(Listed records)

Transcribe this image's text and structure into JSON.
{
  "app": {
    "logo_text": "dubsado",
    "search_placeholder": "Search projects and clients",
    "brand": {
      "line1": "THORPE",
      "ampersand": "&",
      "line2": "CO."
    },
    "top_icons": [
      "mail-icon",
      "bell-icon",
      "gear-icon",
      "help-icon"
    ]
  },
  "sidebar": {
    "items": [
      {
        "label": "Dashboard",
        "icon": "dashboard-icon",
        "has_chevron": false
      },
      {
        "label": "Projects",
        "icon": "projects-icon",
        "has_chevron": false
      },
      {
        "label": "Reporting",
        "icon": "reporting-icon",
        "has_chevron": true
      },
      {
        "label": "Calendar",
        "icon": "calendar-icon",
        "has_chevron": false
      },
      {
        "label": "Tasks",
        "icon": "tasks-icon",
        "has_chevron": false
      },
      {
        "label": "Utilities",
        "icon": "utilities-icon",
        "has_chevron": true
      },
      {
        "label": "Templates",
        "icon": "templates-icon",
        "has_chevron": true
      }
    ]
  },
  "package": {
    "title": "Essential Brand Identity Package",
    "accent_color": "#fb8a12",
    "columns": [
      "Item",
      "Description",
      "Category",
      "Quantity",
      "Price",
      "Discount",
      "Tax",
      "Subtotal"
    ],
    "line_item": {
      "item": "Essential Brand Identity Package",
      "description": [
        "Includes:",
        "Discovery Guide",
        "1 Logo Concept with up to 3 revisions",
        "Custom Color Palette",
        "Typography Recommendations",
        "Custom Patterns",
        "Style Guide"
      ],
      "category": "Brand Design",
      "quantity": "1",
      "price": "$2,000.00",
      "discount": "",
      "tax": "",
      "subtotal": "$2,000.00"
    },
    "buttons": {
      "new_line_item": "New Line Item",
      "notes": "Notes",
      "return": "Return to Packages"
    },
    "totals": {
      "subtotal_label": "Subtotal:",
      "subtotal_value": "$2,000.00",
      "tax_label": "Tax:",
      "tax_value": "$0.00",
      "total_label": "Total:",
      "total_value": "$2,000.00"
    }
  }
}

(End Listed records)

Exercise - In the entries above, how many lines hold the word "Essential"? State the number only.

Exercise answer - 2